▶ WORK INSTRUCTIONS:
Go through the data below and copy each line that includes "魔法少女まどか".
↓↓↓
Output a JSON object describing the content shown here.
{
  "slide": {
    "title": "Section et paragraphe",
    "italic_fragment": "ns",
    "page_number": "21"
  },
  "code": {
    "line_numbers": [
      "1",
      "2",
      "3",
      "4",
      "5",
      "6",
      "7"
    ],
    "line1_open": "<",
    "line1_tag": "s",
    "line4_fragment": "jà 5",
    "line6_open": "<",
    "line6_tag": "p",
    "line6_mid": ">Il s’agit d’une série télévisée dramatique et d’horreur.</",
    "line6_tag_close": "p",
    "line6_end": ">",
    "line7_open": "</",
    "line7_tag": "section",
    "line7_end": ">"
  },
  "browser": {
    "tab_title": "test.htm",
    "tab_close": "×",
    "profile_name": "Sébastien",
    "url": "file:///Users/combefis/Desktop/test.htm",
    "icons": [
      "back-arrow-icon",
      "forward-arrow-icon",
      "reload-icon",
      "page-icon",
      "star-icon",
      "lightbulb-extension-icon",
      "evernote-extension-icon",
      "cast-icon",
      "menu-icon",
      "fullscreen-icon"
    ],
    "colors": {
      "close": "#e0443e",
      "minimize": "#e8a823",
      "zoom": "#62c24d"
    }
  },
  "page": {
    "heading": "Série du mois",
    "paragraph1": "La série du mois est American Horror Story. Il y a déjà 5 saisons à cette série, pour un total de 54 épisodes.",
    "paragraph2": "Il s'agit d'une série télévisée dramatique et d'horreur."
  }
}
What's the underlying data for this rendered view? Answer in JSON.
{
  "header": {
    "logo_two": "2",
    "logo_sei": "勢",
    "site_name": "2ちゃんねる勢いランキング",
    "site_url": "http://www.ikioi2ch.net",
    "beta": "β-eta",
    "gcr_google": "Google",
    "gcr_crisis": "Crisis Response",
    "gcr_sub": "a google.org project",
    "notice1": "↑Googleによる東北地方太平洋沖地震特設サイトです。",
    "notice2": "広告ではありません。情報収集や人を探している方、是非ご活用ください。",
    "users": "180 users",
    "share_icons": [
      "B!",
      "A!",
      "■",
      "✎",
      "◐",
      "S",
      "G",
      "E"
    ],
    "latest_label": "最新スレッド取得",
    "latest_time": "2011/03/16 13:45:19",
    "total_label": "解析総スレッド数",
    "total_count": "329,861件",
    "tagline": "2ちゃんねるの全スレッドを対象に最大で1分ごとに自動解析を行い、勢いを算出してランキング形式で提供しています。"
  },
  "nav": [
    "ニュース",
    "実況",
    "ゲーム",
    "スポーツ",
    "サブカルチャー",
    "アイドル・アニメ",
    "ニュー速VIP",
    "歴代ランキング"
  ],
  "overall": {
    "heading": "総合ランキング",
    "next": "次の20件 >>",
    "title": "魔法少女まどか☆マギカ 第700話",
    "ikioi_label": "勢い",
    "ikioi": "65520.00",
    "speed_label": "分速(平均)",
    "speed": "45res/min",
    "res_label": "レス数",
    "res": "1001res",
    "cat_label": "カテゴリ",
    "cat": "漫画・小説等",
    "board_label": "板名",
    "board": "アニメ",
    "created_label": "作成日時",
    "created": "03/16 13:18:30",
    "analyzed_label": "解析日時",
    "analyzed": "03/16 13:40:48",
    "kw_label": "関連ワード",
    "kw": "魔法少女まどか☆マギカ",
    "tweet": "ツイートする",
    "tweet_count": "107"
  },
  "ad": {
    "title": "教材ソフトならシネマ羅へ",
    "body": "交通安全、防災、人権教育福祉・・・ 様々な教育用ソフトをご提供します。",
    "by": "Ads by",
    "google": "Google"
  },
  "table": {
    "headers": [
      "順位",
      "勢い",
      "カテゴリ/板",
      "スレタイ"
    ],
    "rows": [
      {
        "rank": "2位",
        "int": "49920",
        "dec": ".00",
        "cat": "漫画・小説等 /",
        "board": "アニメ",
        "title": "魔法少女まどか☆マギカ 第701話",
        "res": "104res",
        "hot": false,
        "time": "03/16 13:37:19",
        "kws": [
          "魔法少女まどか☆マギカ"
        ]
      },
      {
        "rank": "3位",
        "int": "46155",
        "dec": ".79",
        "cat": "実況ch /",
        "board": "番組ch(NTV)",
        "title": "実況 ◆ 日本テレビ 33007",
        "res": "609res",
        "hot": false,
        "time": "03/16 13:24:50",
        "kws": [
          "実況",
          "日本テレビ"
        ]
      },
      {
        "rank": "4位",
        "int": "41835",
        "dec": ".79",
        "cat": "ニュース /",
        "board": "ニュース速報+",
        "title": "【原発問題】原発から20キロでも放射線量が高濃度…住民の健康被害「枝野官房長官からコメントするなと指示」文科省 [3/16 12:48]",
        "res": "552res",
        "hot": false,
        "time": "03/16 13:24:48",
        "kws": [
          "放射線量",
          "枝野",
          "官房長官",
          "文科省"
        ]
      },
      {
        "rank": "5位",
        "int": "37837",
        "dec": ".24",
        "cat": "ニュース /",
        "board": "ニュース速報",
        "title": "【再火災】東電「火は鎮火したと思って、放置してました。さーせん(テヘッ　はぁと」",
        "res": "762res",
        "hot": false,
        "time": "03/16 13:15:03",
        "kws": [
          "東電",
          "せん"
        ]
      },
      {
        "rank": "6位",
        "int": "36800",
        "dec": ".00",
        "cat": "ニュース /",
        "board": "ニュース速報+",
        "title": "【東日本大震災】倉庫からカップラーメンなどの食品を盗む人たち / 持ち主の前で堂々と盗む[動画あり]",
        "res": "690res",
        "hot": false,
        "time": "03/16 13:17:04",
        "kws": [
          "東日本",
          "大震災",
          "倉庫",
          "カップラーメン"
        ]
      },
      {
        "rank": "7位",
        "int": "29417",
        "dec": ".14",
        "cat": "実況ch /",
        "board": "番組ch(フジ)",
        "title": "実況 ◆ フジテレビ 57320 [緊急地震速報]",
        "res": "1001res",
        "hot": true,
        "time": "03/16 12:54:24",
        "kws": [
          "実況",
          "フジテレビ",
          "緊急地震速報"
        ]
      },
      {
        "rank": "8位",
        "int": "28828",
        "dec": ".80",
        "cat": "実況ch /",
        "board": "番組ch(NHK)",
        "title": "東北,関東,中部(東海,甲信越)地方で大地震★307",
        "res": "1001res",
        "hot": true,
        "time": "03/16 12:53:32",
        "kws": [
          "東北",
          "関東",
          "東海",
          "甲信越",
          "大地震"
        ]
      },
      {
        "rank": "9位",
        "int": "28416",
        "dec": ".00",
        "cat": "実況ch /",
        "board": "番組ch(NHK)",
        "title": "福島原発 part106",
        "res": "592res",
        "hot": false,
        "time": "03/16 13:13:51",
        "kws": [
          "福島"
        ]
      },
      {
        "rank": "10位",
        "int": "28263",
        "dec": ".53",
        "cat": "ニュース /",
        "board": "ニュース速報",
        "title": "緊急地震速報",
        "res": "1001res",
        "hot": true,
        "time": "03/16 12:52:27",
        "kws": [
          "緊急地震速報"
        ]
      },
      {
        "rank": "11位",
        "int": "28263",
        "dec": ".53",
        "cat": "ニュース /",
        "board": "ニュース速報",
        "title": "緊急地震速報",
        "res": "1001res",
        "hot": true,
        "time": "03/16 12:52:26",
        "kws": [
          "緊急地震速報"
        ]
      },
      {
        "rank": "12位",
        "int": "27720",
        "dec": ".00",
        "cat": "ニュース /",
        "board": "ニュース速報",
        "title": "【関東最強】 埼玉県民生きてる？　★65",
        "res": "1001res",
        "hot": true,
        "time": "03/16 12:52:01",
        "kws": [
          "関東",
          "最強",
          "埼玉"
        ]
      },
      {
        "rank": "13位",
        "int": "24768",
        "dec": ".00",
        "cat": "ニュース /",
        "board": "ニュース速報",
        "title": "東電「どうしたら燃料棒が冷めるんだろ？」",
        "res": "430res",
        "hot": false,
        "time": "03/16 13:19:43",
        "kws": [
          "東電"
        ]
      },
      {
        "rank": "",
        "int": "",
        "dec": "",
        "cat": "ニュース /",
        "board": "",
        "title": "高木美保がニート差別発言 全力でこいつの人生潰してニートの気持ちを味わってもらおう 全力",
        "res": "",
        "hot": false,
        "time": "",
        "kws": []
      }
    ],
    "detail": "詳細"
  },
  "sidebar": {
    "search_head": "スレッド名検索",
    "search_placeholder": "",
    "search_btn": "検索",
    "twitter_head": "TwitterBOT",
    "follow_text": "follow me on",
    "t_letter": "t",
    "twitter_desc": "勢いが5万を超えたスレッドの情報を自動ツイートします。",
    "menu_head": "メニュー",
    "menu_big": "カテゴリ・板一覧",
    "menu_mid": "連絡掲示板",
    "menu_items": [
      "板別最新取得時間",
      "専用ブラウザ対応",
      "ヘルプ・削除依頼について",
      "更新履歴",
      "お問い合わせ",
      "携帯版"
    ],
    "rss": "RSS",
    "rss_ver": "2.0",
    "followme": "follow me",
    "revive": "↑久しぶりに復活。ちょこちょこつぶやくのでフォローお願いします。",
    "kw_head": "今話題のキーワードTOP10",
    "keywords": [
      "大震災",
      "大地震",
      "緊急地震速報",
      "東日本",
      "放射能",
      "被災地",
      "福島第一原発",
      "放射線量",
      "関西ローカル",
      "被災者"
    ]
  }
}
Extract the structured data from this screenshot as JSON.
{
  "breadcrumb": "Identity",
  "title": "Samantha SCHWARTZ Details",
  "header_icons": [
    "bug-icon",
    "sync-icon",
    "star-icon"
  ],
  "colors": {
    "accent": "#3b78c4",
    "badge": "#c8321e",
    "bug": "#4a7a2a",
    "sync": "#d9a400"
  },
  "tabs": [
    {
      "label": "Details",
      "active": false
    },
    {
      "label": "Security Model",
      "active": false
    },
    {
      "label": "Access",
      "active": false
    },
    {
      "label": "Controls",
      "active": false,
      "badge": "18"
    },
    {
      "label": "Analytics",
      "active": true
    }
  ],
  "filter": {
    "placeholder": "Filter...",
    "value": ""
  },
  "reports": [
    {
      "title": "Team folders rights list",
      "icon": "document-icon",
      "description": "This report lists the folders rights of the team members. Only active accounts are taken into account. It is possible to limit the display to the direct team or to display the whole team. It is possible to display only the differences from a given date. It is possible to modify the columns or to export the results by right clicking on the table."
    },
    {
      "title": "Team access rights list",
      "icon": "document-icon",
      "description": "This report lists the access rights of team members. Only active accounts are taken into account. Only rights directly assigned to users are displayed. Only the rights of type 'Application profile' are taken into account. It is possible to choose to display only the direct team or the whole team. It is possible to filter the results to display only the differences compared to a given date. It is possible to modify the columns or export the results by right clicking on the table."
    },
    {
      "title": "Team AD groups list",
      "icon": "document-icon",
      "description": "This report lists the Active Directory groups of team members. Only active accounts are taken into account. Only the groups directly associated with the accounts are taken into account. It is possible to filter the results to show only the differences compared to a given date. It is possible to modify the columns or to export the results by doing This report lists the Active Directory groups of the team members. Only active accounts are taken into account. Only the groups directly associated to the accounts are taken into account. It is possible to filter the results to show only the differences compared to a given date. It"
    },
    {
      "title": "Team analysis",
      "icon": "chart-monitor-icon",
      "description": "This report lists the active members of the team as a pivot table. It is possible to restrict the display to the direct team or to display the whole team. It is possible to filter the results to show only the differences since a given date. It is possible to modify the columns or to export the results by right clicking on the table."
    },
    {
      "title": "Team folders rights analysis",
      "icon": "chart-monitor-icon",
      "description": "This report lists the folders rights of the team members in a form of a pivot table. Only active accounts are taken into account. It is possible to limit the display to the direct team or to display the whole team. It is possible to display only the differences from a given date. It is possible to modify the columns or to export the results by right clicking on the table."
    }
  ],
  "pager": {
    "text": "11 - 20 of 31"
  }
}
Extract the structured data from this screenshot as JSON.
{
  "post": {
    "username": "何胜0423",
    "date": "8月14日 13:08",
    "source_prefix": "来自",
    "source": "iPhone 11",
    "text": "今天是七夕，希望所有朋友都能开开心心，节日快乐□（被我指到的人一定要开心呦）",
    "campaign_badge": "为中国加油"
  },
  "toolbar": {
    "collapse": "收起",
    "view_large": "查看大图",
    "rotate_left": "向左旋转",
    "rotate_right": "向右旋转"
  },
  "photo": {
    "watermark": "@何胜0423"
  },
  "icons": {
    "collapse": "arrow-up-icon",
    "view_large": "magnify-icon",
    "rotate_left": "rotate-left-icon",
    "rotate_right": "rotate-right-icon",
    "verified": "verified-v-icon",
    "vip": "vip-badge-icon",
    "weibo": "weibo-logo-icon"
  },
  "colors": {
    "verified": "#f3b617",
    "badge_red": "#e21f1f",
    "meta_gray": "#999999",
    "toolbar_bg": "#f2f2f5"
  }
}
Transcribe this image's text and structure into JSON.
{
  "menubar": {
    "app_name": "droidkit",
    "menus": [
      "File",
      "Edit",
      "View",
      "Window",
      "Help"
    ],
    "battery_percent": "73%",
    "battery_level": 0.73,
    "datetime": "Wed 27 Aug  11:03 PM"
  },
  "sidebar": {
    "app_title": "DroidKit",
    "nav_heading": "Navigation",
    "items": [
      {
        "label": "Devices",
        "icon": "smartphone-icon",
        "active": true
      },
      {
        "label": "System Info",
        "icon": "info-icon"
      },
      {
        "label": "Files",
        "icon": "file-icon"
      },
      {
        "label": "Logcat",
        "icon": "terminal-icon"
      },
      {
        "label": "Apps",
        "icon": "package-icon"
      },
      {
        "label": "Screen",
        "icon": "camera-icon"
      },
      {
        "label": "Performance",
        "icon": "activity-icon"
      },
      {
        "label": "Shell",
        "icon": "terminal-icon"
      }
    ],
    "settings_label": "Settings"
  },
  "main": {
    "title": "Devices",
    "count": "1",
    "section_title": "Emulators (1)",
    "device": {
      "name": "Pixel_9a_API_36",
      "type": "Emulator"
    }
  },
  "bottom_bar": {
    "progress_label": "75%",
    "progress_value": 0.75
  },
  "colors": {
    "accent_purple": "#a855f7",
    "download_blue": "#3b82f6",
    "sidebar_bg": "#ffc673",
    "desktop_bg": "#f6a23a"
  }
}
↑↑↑
▶ RESPONSE FOR THIS EXERCISE:
    "title": "魔法少女まどか☆マギカ 第700話",
    "kw": "魔法少女まどか☆マギカ",
        "title": "魔法少女まどか☆マギカ 第701話",
          "魔法少女まどか☆マギカ"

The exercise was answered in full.